When Joel Conarroe reviewed Bobbie Ann Mason's first novel In Country (1985) for The New York Times, he described it as 'Shopping Mall Realism', which somehow doesn't quite hit the right button (1). But he was more exact when he said the book is 'light-years away from the young professionals sipping margaritas on Columbus Avenue', because Mason writes about a very different America from the glamorous San Francisco city centre.
Less than two years ago, I'd never heard of Bobbie Ann Mason when I drove through southern Illinois's Shaunee National Forest and over the Ohio River into Paducah, western Kentucky. We visited the quilt museum (2), but in a town with a population of only 26,000 there appeared to be not a tremendous amount more to see. And yet in In Country, in the ironically named small town of Hopewell - perhaps a pseudonym for Mayfield, where Mason was born - a visit to Paducah, its mall and its restaurants, is the highpoint of the week.
Sam Hughes is a late teenager and Conarroe finds her similar to characters in the fiction of Carson McCullers and Harper Lee, although the language is very different:
'The restroom is pink and filthy, with sticky floors. In her stall, Sam reads several phone numbers written in lipstick. A message says, "The mass of the ass plus the angle of the dangle equals the scream of the cream." She wishes she had known that one when she took algebra. She would have written it on an assignment.'
In a world where adolescent sexual witticisms are foregrounded to schooling, Sam's mental outlook seems both limited and limiting: there is an abundance of references to tradenames, TV programmes and commercials, and such singers as Bruce Springsteen, Madonna, and Boy George. As the book progresses, though, Sam's horizons widen, and this is symbolized by her buying a car, which is important to her self-discovery.
In Country is in part a quest novel, and Sam mentally sets out to find her father, who died in Vietnam, and who never saw his daughter. She does this by asking questions of people who knew him, and by reading his semi-literate letters and diary. This is also a protest novel, quietly raging against the horrors of the Vietnam war, and against the callous treatment ex-veterans receive.
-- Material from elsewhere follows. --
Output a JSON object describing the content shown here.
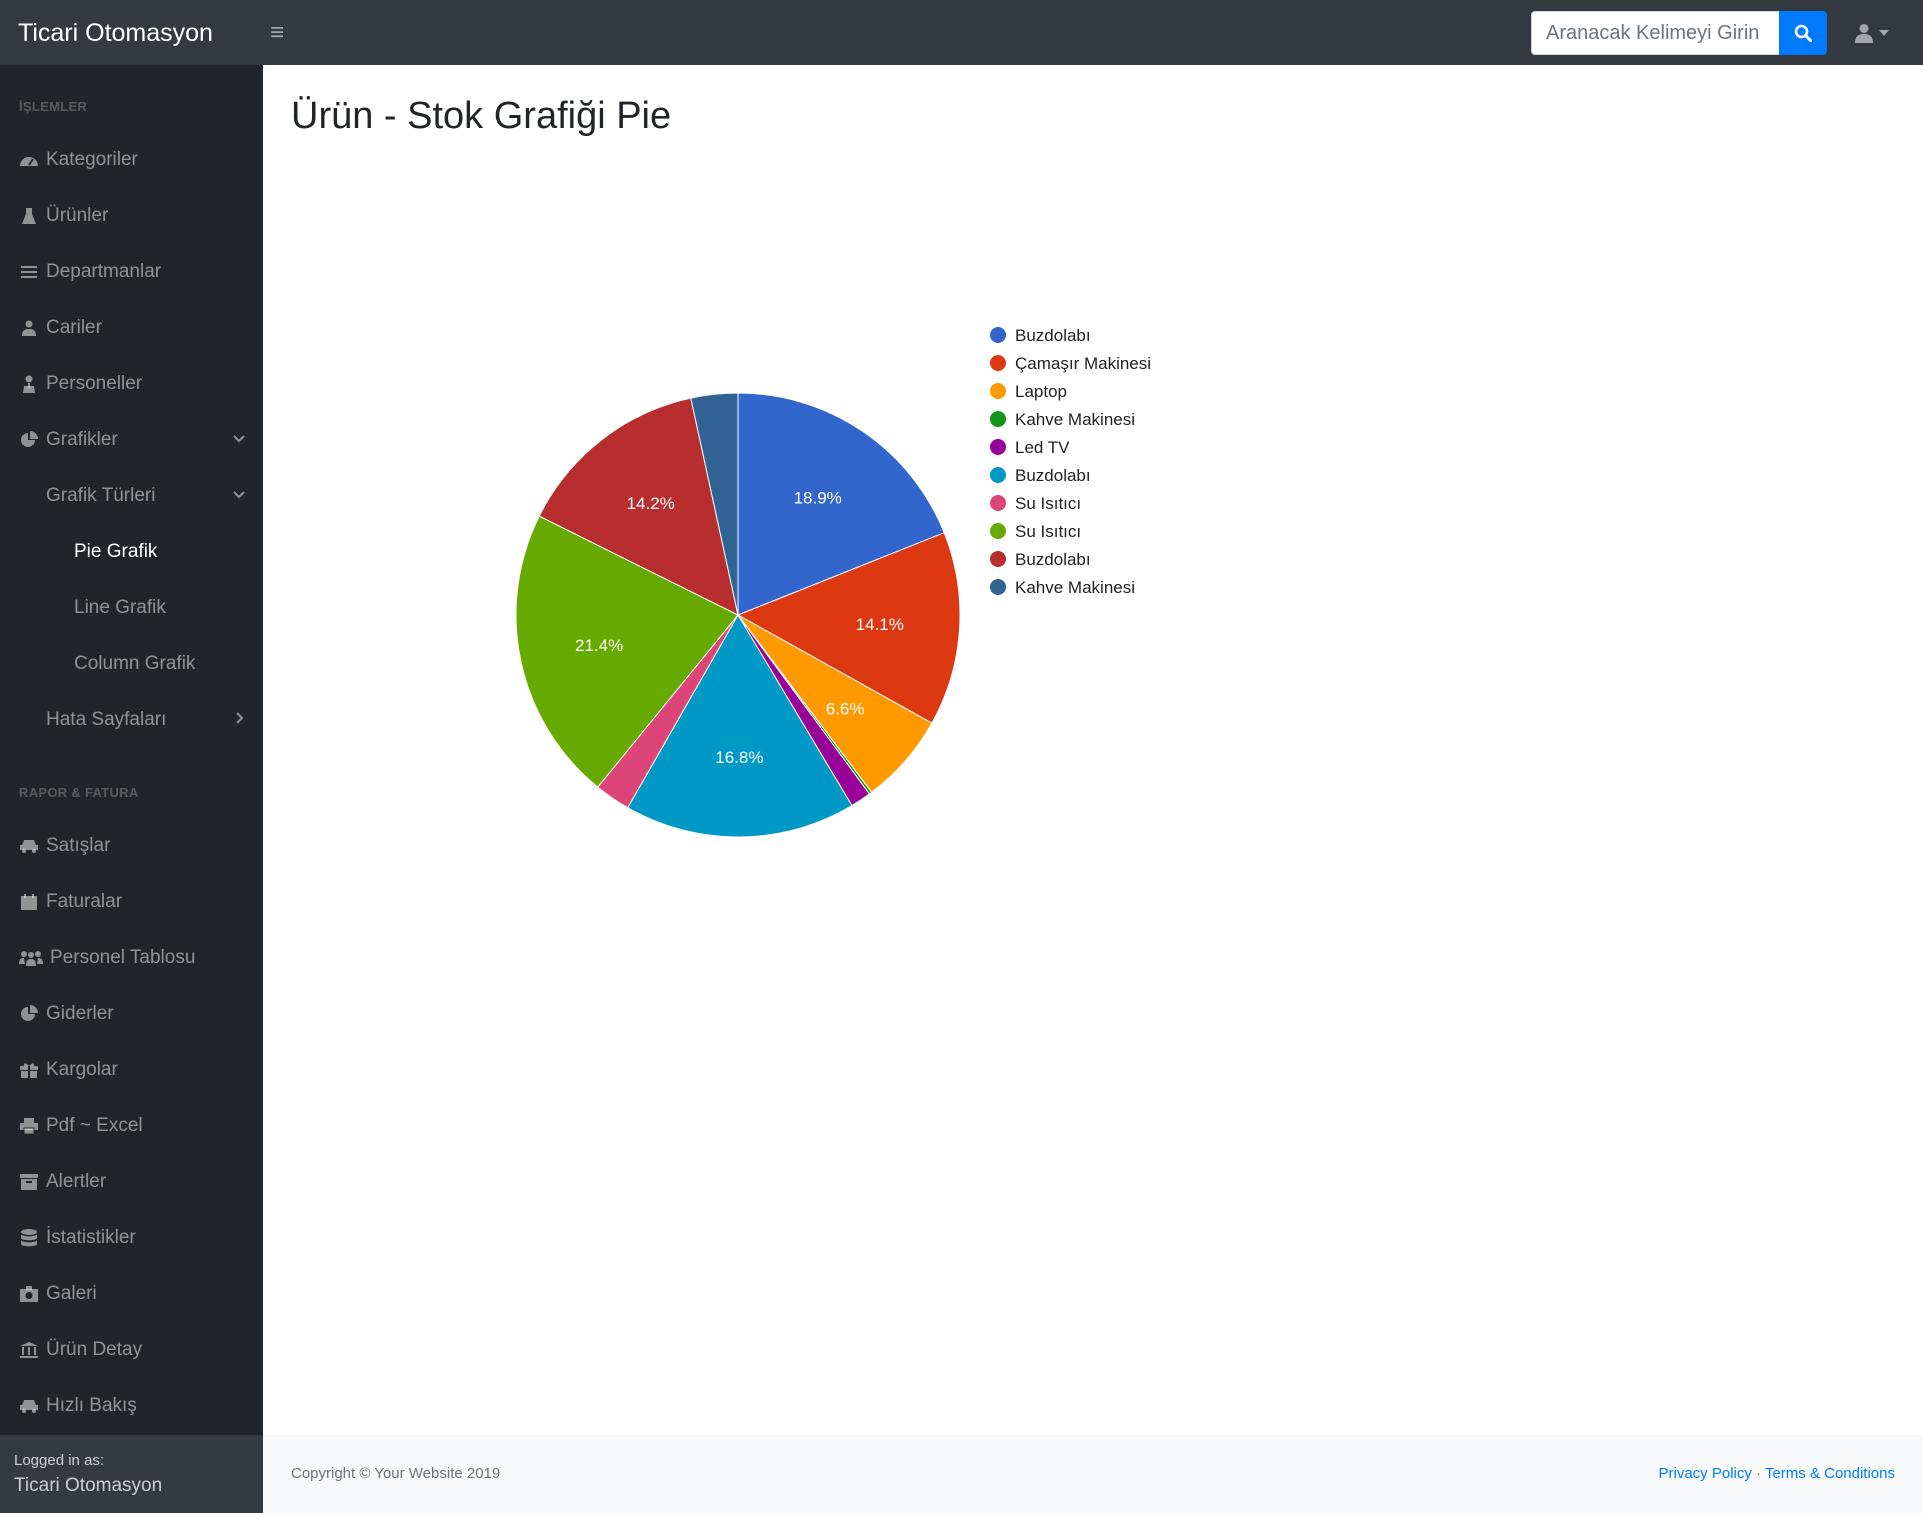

Sam lives with her Uncle Emmett, who appears to be suffering from the effects of Agent Orange. Soon tiring of her childish boyfriend, she tries to form a relationship with the older veteran Tom, but he is impotent: he is yet another of the walking wounded who carry the ghosts of Vietnam around with them.
The main part of the novel is a long flashback which is sandwiched between a road trip made by Emmett, Sam, and Sam's grandmother - who perhaps bears some resemblance to the grandmother in Flannery O'Connor's 'A Good Man Is Hard to Find' - in Sam's car, to the Vietnam Veterans Memorial in Washington.
This is a very powerful and moving coming-of-age story detailing the effects of war, a story of the difficulty people have relating to each other. Oh and, er, let's not forget the frequent references to ham and mother-fuckers (3).
(1) The title refers to a GI expression for Vietnam.
(2) The Museum of the American Quilter's Society.
(3) 'Mother-fuckers' is another GI expression, this time used for the loathed lima beans the soldiers were given to eat.